▶ EXCERPTED RECORDS:
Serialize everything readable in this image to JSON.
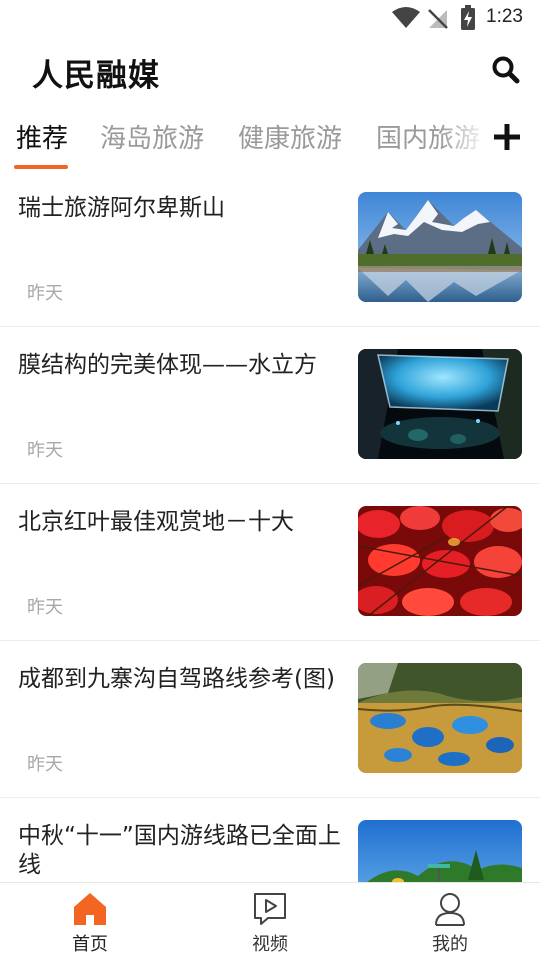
{
  "status_bar": {
    "time": "1:23"
  },
  "header": {
    "title": "人民融媒"
  },
  "tabs": [
    {
      "label": "推荐",
      "active": true
    },
    {
      "label": "海岛旅游",
      "active": false
    },
    {
      "label": "健康旅游",
      "active": false
    },
    {
      "label": "国内旅游",
      "active": false
    }
  ],
  "feed": {
    "items": [
      {
        "title": "瑞士旅游阿尔卑斯山",
        "time": "昨天"
      },
      {
        "title": "膜结构的完美体现——水立方",
        "time": "昨天"
      },
      {
        "title": "北京红叶最佳观赏地－十大",
        "time": "昨天"
      },
      {
        "title": "成都到九寨沟自驾路线参考(图)",
        "time": "昨天"
      },
      {
        "title": "中秋“十一”国内游线路已全面上线",
        "time": ""
      }
    ]
  },
  "bottom_nav": {
    "items": [
      {
        "label": "首页",
        "icon": "home-icon",
        "active": true
      },
      {
        "label": "视频",
        "icon": "video-icon",
        "active": false
      },
      {
        "label": "我的",
        "icon": "user-icon",
        "active": false
      }
    ]
  },
  "colors": {
    "accent": "#f26522",
    "text": "#222222",
    "muted": "#a8a8a8"
  }
}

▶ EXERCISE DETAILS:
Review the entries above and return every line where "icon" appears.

▶ SOLUTION TO THE EXERCISE:
        "icon": "home-icon",
        "icon": "video-icon",
        "icon": "user-icon",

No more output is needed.